*What is needed*
In the listing below, find each line with the string "title" and return it.

※ ※ ※

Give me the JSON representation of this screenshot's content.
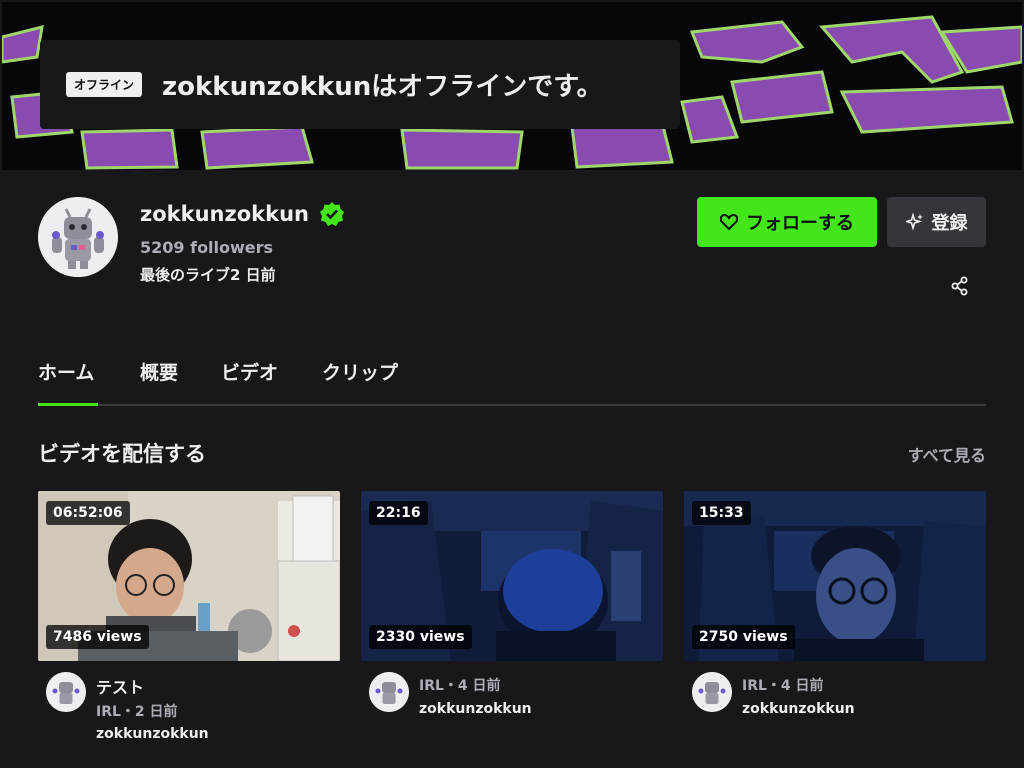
{
  "banner": {
    "offline_badge": "オフライン",
    "offline_message": "zokkunzokkunはオフラインです。"
  },
  "channel": {
    "name": "zokkunzokkun",
    "followers": "5209 followers",
    "last_live": "最後のライブ2 日前",
    "follow_label": "フォローする",
    "subscribe_label": "登録"
  },
  "tabs": [
    {
      "label": "ホーム",
      "active": true
    },
    {
      "label": "概要"
    },
    {
      "label": "ビデオ"
    },
    {
      "label": "クリップ"
    }
  ],
  "section": {
    "title": "ビデオを配信する",
    "see_all": "すべて見る"
  },
  "videos": [
    {
      "duration": "06:52:06",
      "views": "7486 views",
      "title": "テスト",
      "meta": "IRL・2 日前",
      "user": "zokkunzokkun"
    },
    {
      "duration": "22:16",
      "views": "2330 views",
      "title": "",
      "meta": "IRL・4 日前",
      "user": "zokkunzokkun"
    },
    {
      "duration": "15:33",
      "views": "2750 views",
      "title": "",
      "meta": "IRL・4 日前",
      "user": "zokkunzokkun"
    }
  ],
  "colors": {
    "accent_green": "#45e51b",
    "background": "#18181b",
    "muted_text": "#adadb8",
    "banner_purple": "#8a4bb0",
    "banner_green": "#9fd86a"
  },
  "icons": {
    "verified": "verified-badge-icon",
    "follow": "heart-icon",
    "subscribe": "sparkle-icon",
    "share": "share-icon"
  }
}
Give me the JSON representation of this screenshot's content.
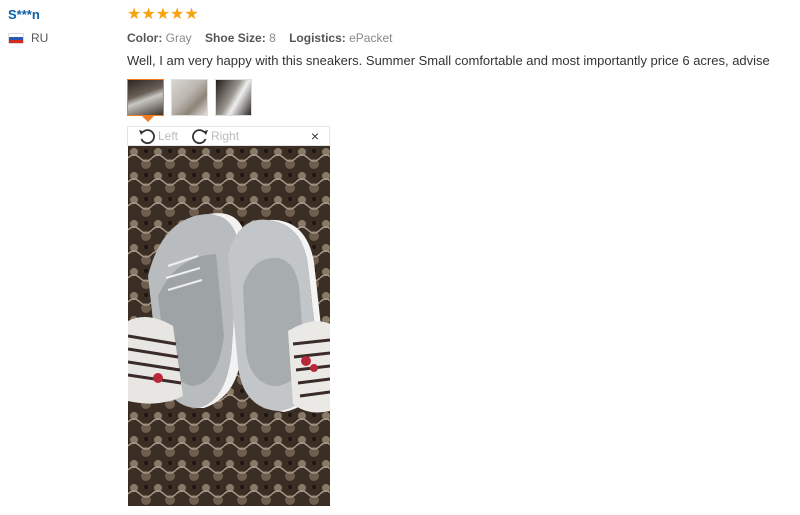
{
  "reviewer": {
    "name": "S***n",
    "country": "RU",
    "flag_icon": "russia-flag-icon"
  },
  "rating": {
    "stars": "★★★★★",
    "value": 5,
    "color": "#f7a20f"
  },
  "attributes": [
    {
      "label": "Color:",
      "value": "Gray"
    },
    {
      "label": "Shoe Size:",
      "value": "8"
    },
    {
      "label": "Logistics:",
      "value": "ePacket"
    }
  ],
  "feedback": "Well, I am very happy with this sneakers. Summer Small comfortable and most importantly price 6 acres, advise",
  "viewer": {
    "rotate_left": "Left",
    "rotate_right": "Right",
    "close": "×"
  },
  "accent_color": "#f47a20"
}
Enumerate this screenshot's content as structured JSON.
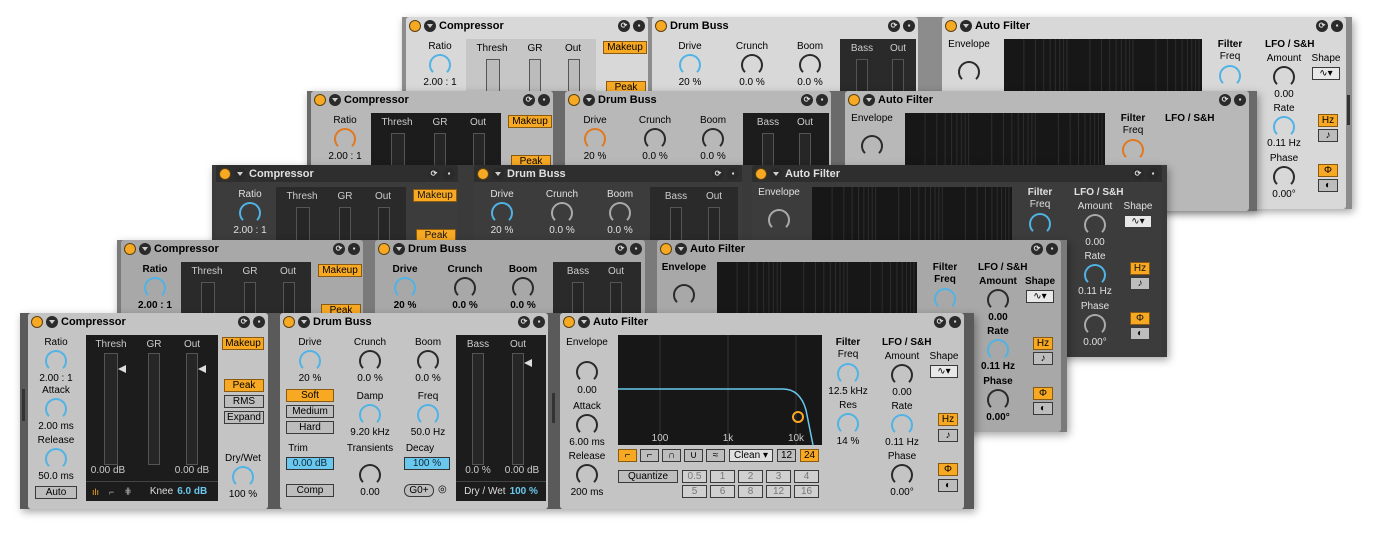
{
  "comp": {
    "title": "Compressor",
    "ratio": "Ratio",
    "ratio_val": "2.00 : 1",
    "attack": "Attack",
    "attack_val": "2.00 ms",
    "release": "Release",
    "release_val": "50.0 ms",
    "auto": "Auto",
    "thresh": "Thresh",
    "gr": "GR",
    "out": "Out",
    "makeup": "Makeup",
    "peak": "Peak",
    "rms": "RMS",
    "expand": "Expand",
    "drywet": "Dry/Wet",
    "drywet_val": "100 %",
    "db1": "0.00 dB",
    "db2": "0.00 dB",
    "knee": "Knee",
    "knee_val": "6.0 dB"
  },
  "drum": {
    "title": "Drum Buss",
    "drive": "Drive",
    "drive_val": "20 %",
    "crunch": "Crunch",
    "crunch_val": "0.0 %",
    "boom": "Boom",
    "boom_val": "0.0 %",
    "soft": "Soft",
    "medium": "Medium",
    "hard": "Hard",
    "damp": "Damp",
    "damp_val": "9.20 kHz",
    "freq": "Freq",
    "freq_val": "50.0 Hz",
    "trim": "Trim",
    "trim_val": "0.00 dB",
    "transients": "Transients",
    "transients_val": "0.00",
    "decay": "Decay",
    "decay_val": "100 %",
    "comp": "Comp",
    "gplus": "G0+",
    "bass": "Bass",
    "out": "Out",
    "bass_val": "0.0 %",
    "out_val": "0.00 dB",
    "drywet": "Dry / Wet",
    "drywet_val": "100 %"
  },
  "af": {
    "title": "Auto Filter",
    "envelope": "Envelope",
    "env_val": "0.00",
    "attack": "Attack",
    "attack_val": "6.00 ms",
    "release": "Release",
    "release_val": "200 ms",
    "tick100": "100",
    "tick1k": "1k",
    "tick10k": "10k",
    "clean": "Clean ▾",
    "n12": "12",
    "n24": "24",
    "quantize": "Quantize",
    "q_vals": [
      "0.5",
      "1",
      "2",
      "3",
      "4",
      "5",
      "6",
      "8",
      "12",
      "16"
    ],
    "filter": "Filter",
    "freq": "Freq",
    "freq_val": "12.5 kHz",
    "res": "Res",
    "res_val": "14 %",
    "lfo": "LFO / S&H",
    "amount": "Amount",
    "shape": "Shape",
    "amount_val": "0.00",
    "rate": "Rate",
    "rate_val": "0.11 Hz",
    "hz": "Hz",
    "phase": "Phase",
    "phase_val": "0.00°",
    "note_icon": "♪",
    "phase_icon": "Φ"
  },
  "layers": [
    {
      "theme": "light",
      "accent": "#4fb3e6"
    },
    {
      "theme": "mid",
      "accent": "#e07820"
    },
    {
      "theme": "dark",
      "accent": "#4fb3e6"
    },
    {
      "theme": "midlight",
      "accent": "#4fb3e6"
    },
    {
      "theme": "front",
      "accent": "#4fb3e6"
    }
  ]
}
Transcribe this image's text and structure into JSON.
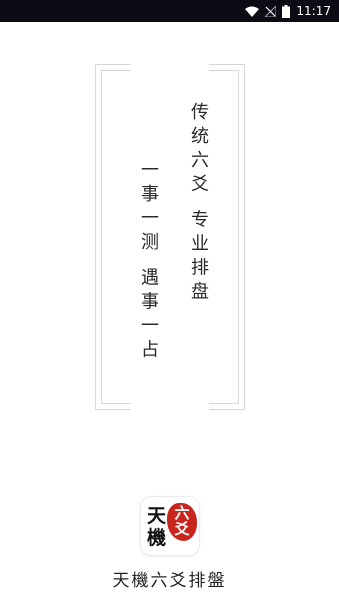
{
  "status_bar": {
    "time": "11:17",
    "icons": [
      "wifi-icon",
      "signal-off-icon",
      "battery-icon"
    ]
  },
  "slogan": {
    "line1": "传统六爻 专业排盘",
    "line2": "一事一测 遇事一占"
  },
  "app_icon": {
    "char1": "天",
    "char2": "機",
    "seal_char1": "六",
    "seal_char2": "爻",
    "seal_color": "#c8251f"
  },
  "app_name": "天機六爻排盤"
}
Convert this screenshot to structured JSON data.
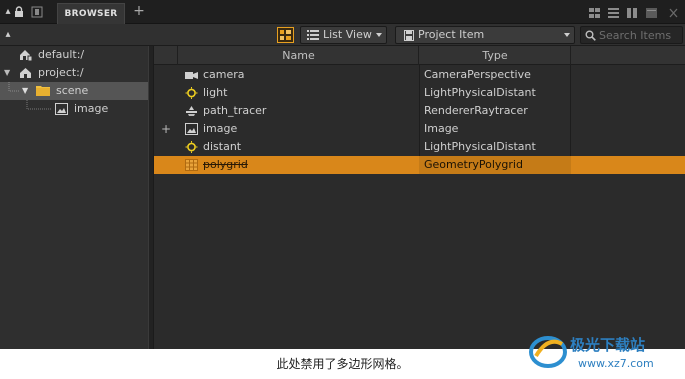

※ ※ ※

*Answer for this exercise*
    "title": "ビデオを配信する",
      "title": "テスト",
      "title": "",
      "title": "",
    "title": "Compressor",
    "title": "Drum Buss",
    "title": "Auto Filter",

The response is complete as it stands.